Jeez that kind of thinking is the same kind of thinking some used to send disabled people to death camps...
It is not wrong, it just means that valid research that does not generate enough amount of profits is not being done, or if it is it is mostly a PR campaign kind of thing. Things like reducing famine or prosthetics for the disabled.
The problem is that those companies are profit-driven, that means that only profit generating research is done at them. And even so it is mostly short-term focused.
Say you have a webpage that uses a template engine and server-side code exclusively and you want to add a small little functionality that needs ajax to avoid a page reload, that is okay to use jQuery. If some other part of your application depends on that ajax to do something else now you are starting to get confusing code, keep doing it and you will be in the crazy zone really quick.
jQuery is being used more for creating custom UI components for DOM manipulation, these components are usually well (at least as well as the DOM allows) encapsulated so no jQuery leaks out of the component. Doing AJAX through jQuery these days is only acceptable in small stand-alone pieces of your application.
I agree, but just adding to the above:
Backbone is falling out of fashion, new stuff is not being built in it, but there are a lot of stuff that is not going to get ported to other frameworks anytime soon. Angular is currently hot but with angular2 getting popular it might not be such a good idea (while learning angular2 will not give get you any jobs, at least not yet). ReactJS and Ember are currently the best bets in my opinion.
Look you can learn the responsive part of bootstrap in one day, it is just some CSS classes you use, but you need to know at least one of the languages that compile to CSS, be it LESS, SASS or Stylus (SASS is more popular, but Stylus is supposedly the new best thing, LESS is simpler)
I would focus on learning NodeJS and/or a MVC front-end framework (backbone, angular, ember...), but there is this new framework that runs on top of Node called Meteor but no Node knowledge is required to use it. Meteor is supposedly the new best thing to use and it is a more complete solution (it is full stack, it covers the database, front-end and backend) so it might be easier to pick up, but the jobs for it right now are not as in demand because it is so new.

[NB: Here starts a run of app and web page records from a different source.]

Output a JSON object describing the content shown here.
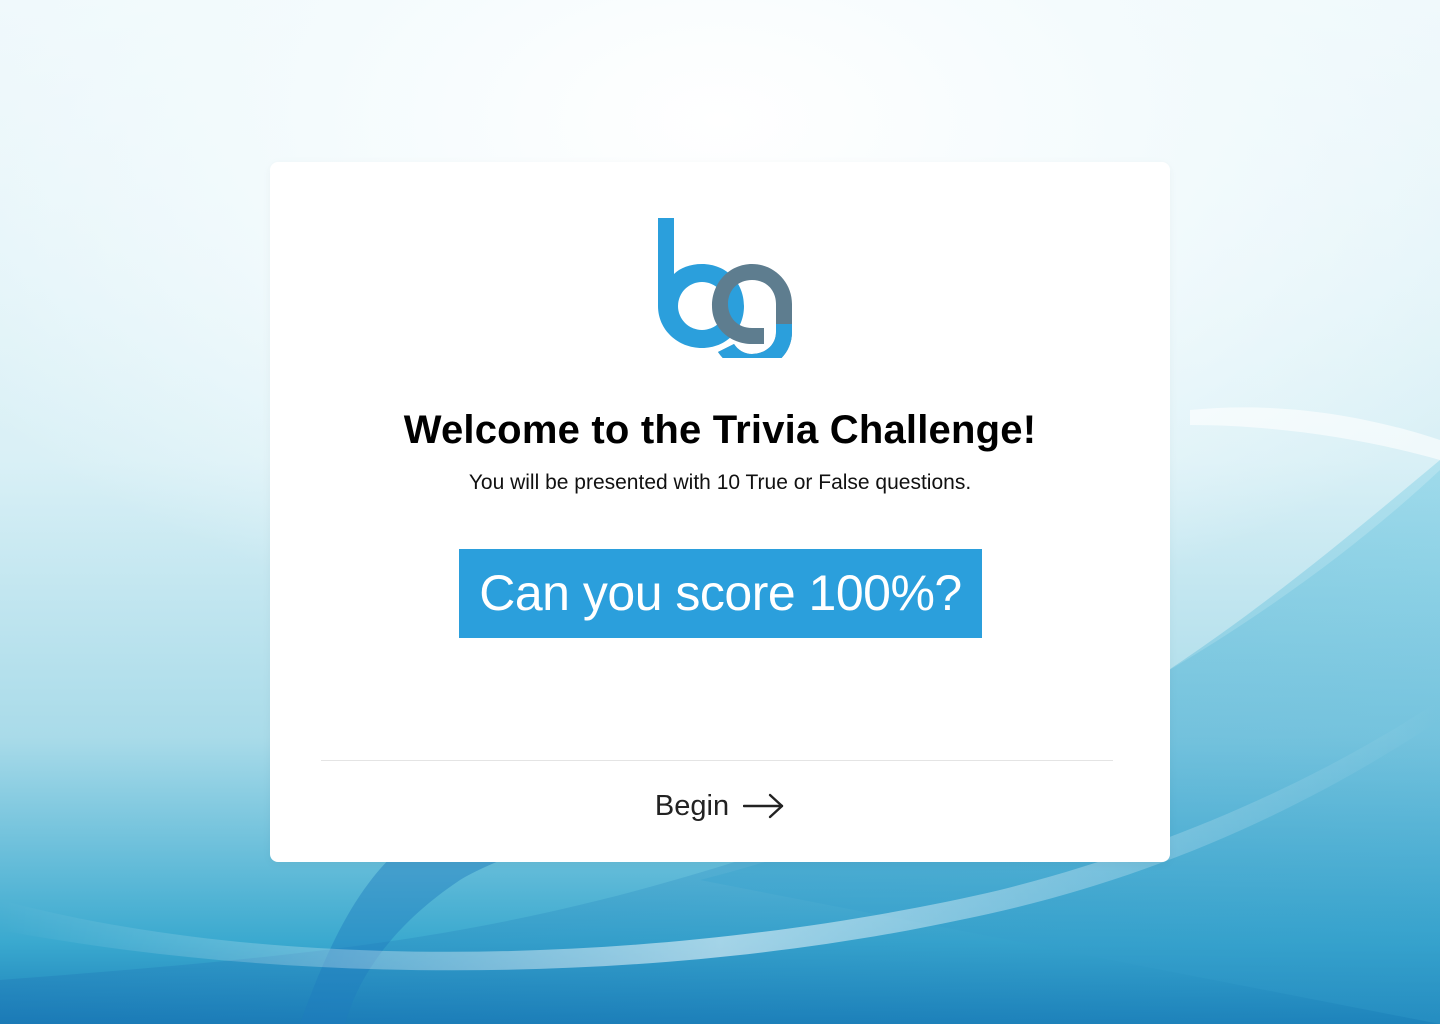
{
  "welcome": {
    "title": "Welcome to the Trivia Challenge!",
    "subtitle": "You will be presented with 10 True or False questions.",
    "highlight": "Can you score 100%?"
  },
  "footer": {
    "begin_label": "Begin",
    "begin_icon": "arrow-right-icon"
  },
  "logo": {
    "name": "bg-logo",
    "text": "bg"
  },
  "colors": {
    "accent": "#2b9fdc",
    "logo_blue": "#2b9fdc",
    "logo_slate": "#5e7d8f",
    "card": "#ffffff"
  }
}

Also coffeescript it currently in demand, typescript (because of angular2) and ECMAJS6 will soon be as well. You usually don't need to know these, but it will look better in a CV because it means you care more about your code looking better.
Also, personally I like Gulp more than Grunt. If your aim is to find a job you need to know the basics of at least one so you do not sound like someone who uses their IDE compile button. Also it helps that you need to make a proper build process to get the LESS/SASS/Stylus/Coffeescript compiled.
Well, this implicit functionality is rather useful, that is why you see libraries like Apache IOUtils (like IOUtils.reafLine()) that bring some of that magic back. But the fact that you can go to the lower level is a good thing, I just wish the Java designers had these kind of utilities backed into the core of the language.
I think he means circular reference ( http://en.wikipedia.org/wiki/C... )
Probably not very soon, but you might start seeing it for people with knee problems in our lifetime.
To many people a glowing apple on the front would classify as a "compelling feature".
But honestly if they made a TV with a decent remote control (maybe touchscreen?) that alone would make me consider buying one (I have not owned any apple devices ever).
PuTTY also runs in linux, if you are doing a simple SSH access you can do it in any terminal easily, but PuTTY also does a lot of stuff that you need to be a command-line specialist to be able to do by hand. Plus it saves your configurations for later uses.
Personally I always do tunneling through PuTTY
But when I see years of experience in a job posting it usually is like this:
Which is sensible, even though rust might be only a couple of years old when you want a senior dev you want one that has been dealing with these kinds of problems for many years, even if most of those years were not in the right language. So expect a rust ad to say:
10 years with a low-level programming language (Rust/C/C++/Assembly), bonus points if experienced with Rust.
Well if it ran Emacs it would be able to do anything anyone could possibly want.
Your documents will lose formating when the files are converted, if you want users to be able to download the files in any format you should just store the files in the way that the user uploaded them and convert directly. Create a metadata plain text version for search, maybe a visualization version so that the user be able to see the files inside your application, in this visualization version you should just use the easiest method.
Of course this depends heavily on your requirements.
The real problem are the clients, many only want the complete solution and they want to know exactly when it is going to be delivered and how much it is going to cost. I have seen way too many projects that had these kind requirements to be shoehorned into the agile methodology only to stupidly fail after some months.
If you project has to be done in 6 months and has to deliver everything that the client requested agile simply does not work.